Problem details: The whole listing is to be reproduced exactly as given.
:::
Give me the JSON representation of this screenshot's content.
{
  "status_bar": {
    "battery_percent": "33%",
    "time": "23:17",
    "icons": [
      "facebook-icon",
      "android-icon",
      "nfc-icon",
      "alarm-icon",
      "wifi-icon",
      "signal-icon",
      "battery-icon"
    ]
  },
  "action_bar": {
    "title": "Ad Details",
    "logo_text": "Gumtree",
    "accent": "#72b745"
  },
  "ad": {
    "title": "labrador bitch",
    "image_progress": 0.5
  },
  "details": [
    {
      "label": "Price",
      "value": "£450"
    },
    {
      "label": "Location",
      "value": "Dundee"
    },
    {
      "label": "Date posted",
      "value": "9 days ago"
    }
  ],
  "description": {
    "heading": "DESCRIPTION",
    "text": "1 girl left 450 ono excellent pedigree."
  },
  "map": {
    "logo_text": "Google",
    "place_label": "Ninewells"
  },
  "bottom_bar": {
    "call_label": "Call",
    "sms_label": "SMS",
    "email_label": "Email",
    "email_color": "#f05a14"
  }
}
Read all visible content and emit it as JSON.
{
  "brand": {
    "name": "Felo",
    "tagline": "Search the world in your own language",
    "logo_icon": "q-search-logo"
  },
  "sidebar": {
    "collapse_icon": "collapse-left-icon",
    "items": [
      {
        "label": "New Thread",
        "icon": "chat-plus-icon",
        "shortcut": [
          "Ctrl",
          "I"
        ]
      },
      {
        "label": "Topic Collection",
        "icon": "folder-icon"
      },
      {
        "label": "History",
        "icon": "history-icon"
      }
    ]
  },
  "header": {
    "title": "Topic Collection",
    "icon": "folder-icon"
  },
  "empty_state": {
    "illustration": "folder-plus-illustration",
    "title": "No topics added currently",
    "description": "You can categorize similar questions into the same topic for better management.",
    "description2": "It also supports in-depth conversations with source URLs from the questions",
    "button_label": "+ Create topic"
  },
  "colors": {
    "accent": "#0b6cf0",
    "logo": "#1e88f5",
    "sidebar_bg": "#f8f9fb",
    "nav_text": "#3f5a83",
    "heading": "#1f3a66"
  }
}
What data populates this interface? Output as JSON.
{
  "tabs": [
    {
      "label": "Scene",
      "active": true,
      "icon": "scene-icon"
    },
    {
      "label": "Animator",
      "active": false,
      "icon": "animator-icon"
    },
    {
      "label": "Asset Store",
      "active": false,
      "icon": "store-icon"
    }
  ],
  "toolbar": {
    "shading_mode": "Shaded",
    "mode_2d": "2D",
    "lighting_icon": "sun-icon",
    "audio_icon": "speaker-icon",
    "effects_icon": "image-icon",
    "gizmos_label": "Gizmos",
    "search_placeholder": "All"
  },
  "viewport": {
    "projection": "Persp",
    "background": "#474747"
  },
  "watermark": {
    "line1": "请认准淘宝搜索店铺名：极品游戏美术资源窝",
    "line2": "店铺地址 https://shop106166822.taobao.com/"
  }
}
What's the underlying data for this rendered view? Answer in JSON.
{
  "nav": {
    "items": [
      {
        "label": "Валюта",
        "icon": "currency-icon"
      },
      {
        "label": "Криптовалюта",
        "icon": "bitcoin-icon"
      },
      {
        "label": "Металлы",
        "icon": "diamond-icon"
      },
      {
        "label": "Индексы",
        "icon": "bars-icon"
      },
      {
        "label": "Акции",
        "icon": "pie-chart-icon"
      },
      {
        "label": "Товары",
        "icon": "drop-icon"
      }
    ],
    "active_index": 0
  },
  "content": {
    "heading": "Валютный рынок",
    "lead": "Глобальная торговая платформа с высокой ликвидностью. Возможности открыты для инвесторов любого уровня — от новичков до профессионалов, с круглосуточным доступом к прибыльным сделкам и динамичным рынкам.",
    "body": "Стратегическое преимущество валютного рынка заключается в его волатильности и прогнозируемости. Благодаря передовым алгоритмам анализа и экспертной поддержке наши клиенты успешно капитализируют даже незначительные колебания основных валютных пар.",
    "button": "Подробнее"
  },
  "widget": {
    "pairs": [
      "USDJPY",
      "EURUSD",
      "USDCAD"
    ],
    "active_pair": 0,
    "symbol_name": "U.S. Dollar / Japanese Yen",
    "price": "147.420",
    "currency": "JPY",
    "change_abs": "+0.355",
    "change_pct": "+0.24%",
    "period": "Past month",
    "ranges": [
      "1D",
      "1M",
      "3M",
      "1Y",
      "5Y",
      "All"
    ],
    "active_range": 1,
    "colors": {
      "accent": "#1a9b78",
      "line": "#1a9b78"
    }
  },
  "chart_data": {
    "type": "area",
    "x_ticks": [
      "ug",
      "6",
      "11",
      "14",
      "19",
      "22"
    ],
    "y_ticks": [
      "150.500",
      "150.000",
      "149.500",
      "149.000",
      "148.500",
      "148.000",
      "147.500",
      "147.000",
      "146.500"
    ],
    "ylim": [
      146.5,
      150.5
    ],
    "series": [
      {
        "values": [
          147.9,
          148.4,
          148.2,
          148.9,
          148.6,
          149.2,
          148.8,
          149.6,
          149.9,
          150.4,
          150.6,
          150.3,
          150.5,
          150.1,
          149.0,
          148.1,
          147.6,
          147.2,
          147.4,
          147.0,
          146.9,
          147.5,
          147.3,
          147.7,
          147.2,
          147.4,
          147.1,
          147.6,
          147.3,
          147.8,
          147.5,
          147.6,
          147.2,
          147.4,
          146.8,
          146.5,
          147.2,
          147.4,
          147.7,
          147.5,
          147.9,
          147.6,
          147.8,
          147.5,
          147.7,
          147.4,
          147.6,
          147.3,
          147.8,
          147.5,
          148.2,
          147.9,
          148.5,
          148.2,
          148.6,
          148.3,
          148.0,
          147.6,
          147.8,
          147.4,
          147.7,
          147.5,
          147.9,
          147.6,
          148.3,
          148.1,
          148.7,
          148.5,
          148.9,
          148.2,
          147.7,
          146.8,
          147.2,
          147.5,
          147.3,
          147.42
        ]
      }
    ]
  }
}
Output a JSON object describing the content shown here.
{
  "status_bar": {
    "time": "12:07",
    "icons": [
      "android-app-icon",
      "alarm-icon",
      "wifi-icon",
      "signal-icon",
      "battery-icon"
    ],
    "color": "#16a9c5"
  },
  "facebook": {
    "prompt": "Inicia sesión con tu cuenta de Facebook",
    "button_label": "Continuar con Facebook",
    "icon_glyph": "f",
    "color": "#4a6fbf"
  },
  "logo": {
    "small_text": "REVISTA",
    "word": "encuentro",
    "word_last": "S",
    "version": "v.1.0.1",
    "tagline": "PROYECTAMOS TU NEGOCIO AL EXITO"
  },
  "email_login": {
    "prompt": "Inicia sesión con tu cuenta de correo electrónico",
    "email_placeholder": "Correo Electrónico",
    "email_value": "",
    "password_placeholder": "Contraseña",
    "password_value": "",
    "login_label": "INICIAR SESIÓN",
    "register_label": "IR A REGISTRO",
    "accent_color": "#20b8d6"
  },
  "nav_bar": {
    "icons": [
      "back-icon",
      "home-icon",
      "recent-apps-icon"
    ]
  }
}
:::
Solution to this task:
Give me the JSON representation of this screenshot's content.
{
  "status_bar": {
    "battery_percent": "33%",
    "time": "23:17",
    "icons": [
      "facebook-icon",
      "android-icon",
      "nfc-icon",
      "alarm-icon",
      "wifi-icon",
      "signal-icon",
      "battery-icon"
    ]
  },
  "action_bar": {
    "title": "Ad Details",
    "logo_text": "Gumtree",
    "accent": "#72b745"
  },
  "ad": {
    "title": "labrador bitch",
    "image_progress": 0.5
  },
  "details": [
    {
      "label": "Price",
      "value": "£450"
    },
    {
      "label": "Location",
      "value": "Dundee"
    },
    {
      "label": "Date posted",
      "value": "9 days ago"
    }
  ],
  "description": {
    "heading": "DESCRIPTION",
    "text": "1 girl left 450 ono excellent pedigree."
  },
  "map": {
    "logo_text": "Google",
    "place_label": "Ninewells"
  },
  "bottom_bar": {
    "call_label": "Call",
    "sms_label": "SMS",
    "email_label": "Email",
    "email_color": "#f05a14"
  }
}
Read all visible content and emit it as JSON.
{
  "brand": {
    "name": "Felo",
    "tagline": "Search the world in your own language",
    "logo_icon": "q-search-logo"
  },
  "sidebar": {
    "collapse_icon": "collapse-left-icon",
    "items": [
      {
        "label": "New Thread",
        "icon": "chat-plus-icon",
        "shortcut": [
          "Ctrl",
          "I"
        ]
      },
      {
        "label": "Topic Collection",
        "icon": "folder-icon"
      },
      {
        "label": "History",
        "icon": "history-icon"
      }
    ]
  },
  "header": {
    "title": "Topic Collection",
    "icon": "folder-icon"
  },
  "empty_state": {
    "illustration": "folder-plus-illustration",
    "title": "No topics added currently",
    "description": "You can categorize similar questions into the same topic for better management.",
    "description2": "It also supports in-depth conversations with source URLs from the questions",
    "button_label": "+ Create topic"
  },
  "colors": {
    "accent": "#0b6cf0",
    "logo": "#1e88f5",
    "sidebar_bg": "#f8f9fb",
    "nav_text": "#3f5a83",
    "heading": "#1f3a66"
  }
}
What data populates this interface? Output as JSON.
{
  "tabs": [
    {
      "label": "Scene",
      "active": true,
      "icon": "scene-icon"
    },
    {
      "label": "Animator",
      "active": false,
      "icon": "animator-icon"
    },
    {
      "label": "Asset Store",
      "active": false,
      "icon": "store-icon"
    }
  ],
  "toolbar": {
    "shading_mode": "Shaded",
    "mode_2d": "2D",
    "lighting_icon": "sun-icon",
    "audio_icon": "speaker-icon",
    "effects_icon": "image-icon",
    "gizmos_label": "Gizmos",
    "search_placeholder": "All"
  },
  "viewport": {
    "projection": "Persp",
    "background": "#474747"
  },
  "watermark": {
    "line1": "请认准淘宝搜索店铺名：极品游戏美术资源窝",
    "line2": "店铺地址 https://shop106166822.taobao.com/"
  }
}
What's the underlying data for this rendered view? Answer in JSON.
{
  "nav": {
    "items": [
      {
        "label": "Валюта",
        "icon": "currency-icon"
      },
      {
        "label": "Криптовалюта",
        "icon": "bitcoin-icon"
      },
      {
        "label": "Металлы",
        "icon": "diamond-icon"
      },
      {
        "label": "Индексы",
        "icon": "bars-icon"
      },
      {
        "label": "Акции",
        "icon": "pie-chart-icon"
      },
      {
        "label": "Товары",
        "icon": "drop-icon"
      }
    ],
    "active_index": 0
  },
  "content": {
    "heading": "Валютный рынок",
    "lead": "Глобальная торговая платформа с высокой ликвидностью. Возможности открыты для инвесторов любого уровня — от новичков до профессионалов, с круглосуточным доступом к прибыльным сделкам и динамичным рынкам.",
    "body": "Стратегическое преимущество валютного рынка заключается в его волатильности и прогнозируемости. Благодаря передовым алгоритмам анализа и экспертной поддержке наши клиенты успешно капитализируют даже незначительные колебания основных валютных пар.",
    "button": "Подробнее"
  },
  "widget": {
    "pairs": [
      "USDJPY",
      "EURUSD",
      "USDCAD"
    ],
    "active_pair": 0,
    "symbol_name": "U.S. Dollar / Japanese Yen",
    "price": "147.420",
    "currency": "JPY",
    "change_abs": "+0.355",
    "change_pct": "+0.24%",
    "period": "Past month",
    "ranges": [
      "1D",
      "1M",
      "3M",
      "1Y",
      "5Y",
      "All"
    ],
    "active_range": 1,
    "colors": {
      "accent": "#1a9b78",
      "line": "#1a9b78"
    }
  },
  "chart_data": {
    "type": "area",
    "x_ticks": [
      "ug",
      "6",
      "11",
      "14",
      "19",
      "22"
    ],
    "y_ticks": [
      "150.500",
      "150.000",
      "149.500",
      "149.000",
      "148.500",
      "148.000",
      "147.500",
      "147.000",
      "146.500"
    ],
    "ylim": [
      146.5,
      150.5
    ],
    "series": [
      {
        "values": [
          147.9,
          148.4,
          148.2,
          148.9,
          148.6,
          149.2,
          148.8,
          149.6,
          149.9,
          150.4,
          150.6,
          150.3,
          150.5,
          150.1,
          149.0,
          148.1,
          147.6,
          147.2,
          147.4,
          147.0,
          146.9,
          147.5,
          147.3,
          147.7,
          147.2,
          147.4,
          147.1,
          147.6,
          147.3,
          147.8,
          147.5,
          147.6,
          147.2,
          147.4,
          146.8,
          146.5,
          147.2,
          147.4,
          147.7,
          147.5,
          147.9,
          147.6,
          147.8,
          147.5,
          147.7,
          147.4,
          147.6,
          147.3,
          147.8,
          147.5,
          148.2,
          147.9,
          148.5,
          148.2,
          148.6,
          148.3,
          148.0,
          147.6,
          147.8,
          147.4,
          147.7,
          147.5,
          147.9,
          147.6,
          148.3,
          148.1,
          148.7,
          148.5,
          148.9,
          148.2,
          147.7,
          146.8,
          147.2,
          147.5,
          147.3,
          147.42
        ]
      }
    ]
  }
}
Output a JSON object describing the content shown here.
{
  "status_bar": {
    "time": "12:07",
    "icons": [
      "android-app-icon",
      "alarm-icon",
      "wifi-icon",
      "signal-icon",
      "battery-icon"
    ],
    "color": "#16a9c5"
  },
  "facebook": {
    "prompt": "Inicia sesión con tu cuenta de Facebook",
    "button_label": "Continuar con Facebook",
    "icon_glyph": "f",
    "color": "#4a6fbf"
  },
  "logo": {
    "small_text": "REVISTA",
    "word": "encuentro",
    "word_last": "S",
    "version": "v.1.0.1",
    "tagline": "PROYECTAMOS TU NEGOCIO AL EXITO"
  },
  "email_login": {
    "prompt": "Inicia sesión con tu cuenta de correo electrónico",
    "email_placeholder": "Correo Electrónico",
    "email_value": "",
    "password_placeholder": "Contraseña",
    "password_value": "",
    "login_label": "INICIAR SESIÓN",
    "register_label": "IR A REGISTRO",
    "accent_color": "#20b8d6"
  },
  "nav_bar": {
    "icons": [
      "back-icon",
      "home-icon",
      "recent-apps-icon"
    ]
  }
}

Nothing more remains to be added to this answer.